The Only People Ever Killed at Tilbury Fort
England has not been invaded since 1066, so perhaps it’s unsurprising that the only fatalities ever reported at Tilbury Fort were thanks to a game of cricket in 1776. Or is this extraordinary story just a tall tale?
A CHEQUERED HISTORY
Tilbury Fort, Essex, built in 1670–84 and much the finest surviving example of 17th-century fortification in the country, has witnessed many curious events during its two and a half centuries of guarding the Thames approach into London.

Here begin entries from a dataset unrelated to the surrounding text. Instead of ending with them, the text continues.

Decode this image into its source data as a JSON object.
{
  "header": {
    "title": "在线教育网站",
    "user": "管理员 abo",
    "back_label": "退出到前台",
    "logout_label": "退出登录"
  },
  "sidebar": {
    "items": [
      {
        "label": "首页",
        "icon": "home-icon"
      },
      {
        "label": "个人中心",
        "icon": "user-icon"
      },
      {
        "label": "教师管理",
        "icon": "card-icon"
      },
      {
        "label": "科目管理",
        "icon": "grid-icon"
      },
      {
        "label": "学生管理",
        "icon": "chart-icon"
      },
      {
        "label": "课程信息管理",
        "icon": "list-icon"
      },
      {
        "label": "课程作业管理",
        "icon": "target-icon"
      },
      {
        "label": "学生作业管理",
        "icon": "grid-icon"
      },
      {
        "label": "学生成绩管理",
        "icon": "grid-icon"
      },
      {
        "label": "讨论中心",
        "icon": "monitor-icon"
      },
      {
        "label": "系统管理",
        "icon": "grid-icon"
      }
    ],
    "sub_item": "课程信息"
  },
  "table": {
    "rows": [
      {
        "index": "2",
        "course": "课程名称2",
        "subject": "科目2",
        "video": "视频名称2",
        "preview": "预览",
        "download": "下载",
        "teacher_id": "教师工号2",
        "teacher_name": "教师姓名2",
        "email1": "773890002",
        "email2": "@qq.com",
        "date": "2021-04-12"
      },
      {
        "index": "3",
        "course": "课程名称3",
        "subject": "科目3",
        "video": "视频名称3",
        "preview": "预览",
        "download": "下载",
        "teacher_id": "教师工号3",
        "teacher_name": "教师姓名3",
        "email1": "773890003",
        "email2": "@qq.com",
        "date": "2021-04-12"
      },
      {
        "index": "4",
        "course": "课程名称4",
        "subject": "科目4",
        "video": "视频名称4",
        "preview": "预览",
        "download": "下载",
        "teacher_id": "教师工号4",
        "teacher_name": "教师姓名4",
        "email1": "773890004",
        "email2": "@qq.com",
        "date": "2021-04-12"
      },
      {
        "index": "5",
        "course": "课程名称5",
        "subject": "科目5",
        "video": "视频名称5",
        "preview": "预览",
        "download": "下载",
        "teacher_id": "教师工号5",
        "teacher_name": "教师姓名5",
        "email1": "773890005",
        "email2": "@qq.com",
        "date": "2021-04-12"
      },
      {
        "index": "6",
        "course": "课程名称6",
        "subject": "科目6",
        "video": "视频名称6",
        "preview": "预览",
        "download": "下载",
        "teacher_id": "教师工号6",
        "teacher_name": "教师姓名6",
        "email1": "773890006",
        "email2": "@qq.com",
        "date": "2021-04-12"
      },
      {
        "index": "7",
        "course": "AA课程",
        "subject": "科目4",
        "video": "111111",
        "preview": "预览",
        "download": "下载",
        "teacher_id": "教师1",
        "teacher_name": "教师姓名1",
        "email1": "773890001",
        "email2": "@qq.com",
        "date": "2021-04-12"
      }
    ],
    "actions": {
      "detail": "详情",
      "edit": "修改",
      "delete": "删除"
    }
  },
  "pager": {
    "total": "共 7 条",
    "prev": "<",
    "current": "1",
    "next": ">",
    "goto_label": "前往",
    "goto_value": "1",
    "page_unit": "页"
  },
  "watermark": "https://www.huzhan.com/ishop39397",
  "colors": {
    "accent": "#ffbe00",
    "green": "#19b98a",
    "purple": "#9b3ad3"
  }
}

These have included a mutiny after a soldiers’ ‘bog-house’ collapsed; sad Jacobites imprisoned after the 1745 rebellion; invasions by voracious moles and black rats; and a moment of glory in 1916, when its anti-aircraft guns holed the German zeppelin L15 so badly that it subsequently plunged into the sea.
But is it really true that the only recorded bloodshed at the fort resulted from a Kent versus Essex cricket match there in 1776? A letter sent from Gravesend to the London Chronicle in late October of that year (and then copied in the Chelmsford and Ipswich local papers) set out what apparently happened.
A VERY BLOODY BATTLE
Two teams from Kent and Essex agreed to play a ‘great match at cricket’ at Tilbury. But when the Kentish team turned out to include a man ‘who should not have been there’ – perhaps a ‘professional’ – the Essex men refused to play, ‘on which a very bloody battle ensued’. Facing an obligation to forfeit, one of the Kentish team ran into the guard house, seized a gun from an ‘old invalid’, and shot dead an Essex man.
Everybody now rushed to grab guns, easily overpowering the four soldiers on duty, and ‘fell to it, doing a great deal of mischief’. This included running the invalid through with a bayonet, and killing the sergeant of the guard as he attempted to restore order.
Eventually the Essex men fled over the drawbridge, while the Kentish team ‘made off in their boats, but search is making after them’.
Sober 20th-century cricket historians deny that this incident could ever have happened.
No ‘county cricket match’, according to their arguments, is recorded as having been played at Tilbury, where there was ‘no pitch for a decent game’, since ‘at the time it consisted only of a Fort, a ferry house and a cow shed, set amongst the salt-marshes’. And what were ‘old invalids’ doing with guns?
NOBBLING AND SKULDUGGERY
But this is to view history through modern eyes. Georgian cricket was resolutely unrespectable, being notable for heavy betting, nobbling opponents and general skulduggery.
And as the newspaper account of the terrible affair at Tilbury Fort makes abundantly clear, the pitch was the parade ground within the fortress itself, grassed over for most of the 18th century. As for those invalids, these were actually ‘Royal Invalids’, a unit recruited from aged or partially disabled veterans still fit enough for static garrison duty.
So it looks as if the cricket pundits might be wrong, and that the fatal Tilbury incident really could have taken place in late October 1776. Howzat!
By Charles Kightly